Efforts this year by the nation's largest for-profit online education company to open a second and third statewide virtual school under contract with Campbell County schools are a no-go with the state at least for now.
The schools, which publicly traded K12 Inc. won a contract with the school district to operate, was scheduled to start Friday, the district's first day of school.
But state officials, still grappling with low first-year student performance at K12 Inc.'s controversial Tennessee Virtual School operation in Union County, late last month refused to approve the latest venture.
In a July 30 letter to Campbell County school officials, state Education Commissioner Kevin Huffman's office said the district failed to provide key details officials need to assess its application for K12 Inc. to run the proposed schools and receive taxpayer funding.
Instead, according to a copy of the application, school officials just checked off various boxes on a standard state form and attached a copy of what the state characterizes as a K12 Inc. company "brochure."
Unaddressed were issues like how the district would monitor student attendance, enforce compulsory attendance laws, provide details on how many teachers there would be, state the length of the school day and a dozen other details.
That's not good enough, wrote Deputy Education Commissioner Kathleen Airhart in a letter to Campbell County schools. The questions need to be answered, she said.
"We remain concerned about your ability to successfully open and operate this school for the 2013-2014 school year," Airport said in her letter. "Please note that until you have received approval, the proposed school is not eligible to receive public funds for enrolled students."
School Director Donnie Poston this week did not respond to repeated Times Free Press requests for an interview about the K12 Inc. contract, the state's refusal to approve the operation and how or if officials plan to proceed.
Steve Hill, a consultant who has been working with Campbell County Mayor William Baird on getting K12 Inc. into the county, voiced frustration with delays.

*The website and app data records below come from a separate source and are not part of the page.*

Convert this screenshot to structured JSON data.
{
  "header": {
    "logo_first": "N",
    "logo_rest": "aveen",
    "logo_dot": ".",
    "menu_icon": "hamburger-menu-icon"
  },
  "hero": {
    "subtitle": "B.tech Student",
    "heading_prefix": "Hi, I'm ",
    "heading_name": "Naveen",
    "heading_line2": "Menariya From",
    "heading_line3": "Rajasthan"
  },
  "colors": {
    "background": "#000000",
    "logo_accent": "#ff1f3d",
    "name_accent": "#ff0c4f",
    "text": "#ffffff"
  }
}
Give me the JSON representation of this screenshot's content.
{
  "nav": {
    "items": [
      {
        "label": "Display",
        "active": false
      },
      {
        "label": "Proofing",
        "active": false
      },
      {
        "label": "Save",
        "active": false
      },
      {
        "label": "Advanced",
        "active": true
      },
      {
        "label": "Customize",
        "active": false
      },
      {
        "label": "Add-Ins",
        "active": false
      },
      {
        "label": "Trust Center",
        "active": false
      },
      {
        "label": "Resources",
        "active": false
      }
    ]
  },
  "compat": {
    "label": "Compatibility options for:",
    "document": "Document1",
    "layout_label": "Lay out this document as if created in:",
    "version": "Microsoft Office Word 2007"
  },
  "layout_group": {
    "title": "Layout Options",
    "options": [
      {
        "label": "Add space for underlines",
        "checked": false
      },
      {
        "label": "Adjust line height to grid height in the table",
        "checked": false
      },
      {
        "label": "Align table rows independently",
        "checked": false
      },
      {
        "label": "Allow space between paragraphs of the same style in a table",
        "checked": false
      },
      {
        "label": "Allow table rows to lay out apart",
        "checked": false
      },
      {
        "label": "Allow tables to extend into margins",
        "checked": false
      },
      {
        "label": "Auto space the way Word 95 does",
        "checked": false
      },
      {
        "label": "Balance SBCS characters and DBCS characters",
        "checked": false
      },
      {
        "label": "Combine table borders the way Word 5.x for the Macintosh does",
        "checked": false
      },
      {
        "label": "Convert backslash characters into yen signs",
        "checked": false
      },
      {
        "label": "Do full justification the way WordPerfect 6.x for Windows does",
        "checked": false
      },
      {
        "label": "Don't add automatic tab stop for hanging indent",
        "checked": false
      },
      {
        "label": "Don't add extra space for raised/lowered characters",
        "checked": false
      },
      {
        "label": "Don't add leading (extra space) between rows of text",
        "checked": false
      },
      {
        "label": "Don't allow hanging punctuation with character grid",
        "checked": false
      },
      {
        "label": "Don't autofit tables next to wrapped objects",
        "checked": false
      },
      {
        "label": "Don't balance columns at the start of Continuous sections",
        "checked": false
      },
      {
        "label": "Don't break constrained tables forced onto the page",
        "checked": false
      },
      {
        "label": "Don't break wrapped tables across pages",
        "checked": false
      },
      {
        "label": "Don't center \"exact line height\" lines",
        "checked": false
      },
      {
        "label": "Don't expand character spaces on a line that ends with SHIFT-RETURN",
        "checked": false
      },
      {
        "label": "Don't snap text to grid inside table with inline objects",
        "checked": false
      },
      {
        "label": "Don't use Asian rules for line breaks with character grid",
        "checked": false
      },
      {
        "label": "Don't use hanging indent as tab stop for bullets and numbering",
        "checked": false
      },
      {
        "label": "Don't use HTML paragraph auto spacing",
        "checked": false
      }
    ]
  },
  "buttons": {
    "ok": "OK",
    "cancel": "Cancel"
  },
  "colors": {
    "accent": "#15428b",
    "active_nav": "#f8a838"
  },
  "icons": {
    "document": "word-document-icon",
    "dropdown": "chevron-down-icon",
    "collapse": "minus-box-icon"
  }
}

"We had sent them [state] the information they'd requested. Then they came back with requests for additional information -- which we sent that to them and then they came back with additional information. We're attempting to send that," Hill said.
"It's beginning to look a little from a lay person from the outside looking in that some of the questions are almost getting to be ridiculous," he added.
In an email earlier this week, K12 Inc. spokesman Jeff Kwitowski said, "There is not yet a completed services agreement with the county. We are still in contract discussions."
Kwitowski said the school board awarded a request-for-proposal bid to K12 Inc. in June and "voted to enter into discussions on a services agreement" as the system's vendor.
The schools would open next year, Kwitowski said. But the school district had been promoting on its website that the grades K-8 Tennessee Cyber Academy and the Tennessee Cyber Academy High School would open in August.
"This exciting online option is free to Tennessee public school students. Enroll now to secure one of the limited seats available," it urged.
But the district's website also advised parents to enroll their children in their appropriate local school pending state approval.
K12 Inc. has defended first-year students' results at the grade K-8 Tennessee Virtual Academy in Union County, saying many enrolled from across the state after the school year began. Officials also contend a high percentage of enrolled students had deficient records. K12 Inc. says its innovative computer approach leads to good results.
Meanwhile, a Campbell County school official said "several hundred" students had sought to apply to the two new schools.
Hill, a public relations executive who helped Baird with a strategic plan to boost economic development in the rural, low-income county, said the proposal grew out of the mayor's effort to implement an after-school program for failing students as well as another program to help dropouts.
But Hill, who since has retired, noted he is volunteering his help. He said Baird and he approached K12 Inc. officials, who offered to help with the program.
The idea for the schools emerged with Baird approaching the school board and the school director.
"This was a way to fund $200,000 for after school and dropouts we never could have pursued," Hill said.
The school board approved it with just one no vote, he said.
K12 Inc. successfully lobbied the GOP-led Legislature two years ago to let for-profit companies run online schools.
After passage, the company went to Union County, a rural, poor county that receives a higher share of state funding than most other systems. A contract was struck for K12 Inc. to create and run the Tennessee Virtual Academy, which allows any student from across the state to enroll.
But Education Commissioner Kevin Huffman was less than impressed by the school's first year results on student progress as measured by state test scores. Students scored in the bottom 11 percent among students statewide in the 2011-12 academic year.
Huffman called that "unacceptable." And he and Republican Gov. Bill Haslam proposed legislation to crack down with an enrollment cap for virtual schools whose performances are not up to par.
K12 Inc.'s allies in the Legislature watered it down.
Campbell County School Board member Eugene Lawson said Baird and Hill came to the board and "were trying to sell us on the idea of the virtual school."
But Lawson, who taught school for some four decades, said he looked into Union County's school.
"Their test scores were real low and they didn't seem to be measuring up and just thinking it over I just didn't think it was a good idea," said Lawson, the lone no vote.
Contact Andy Sher at firstname.lastname@example.org or 615-255-0550.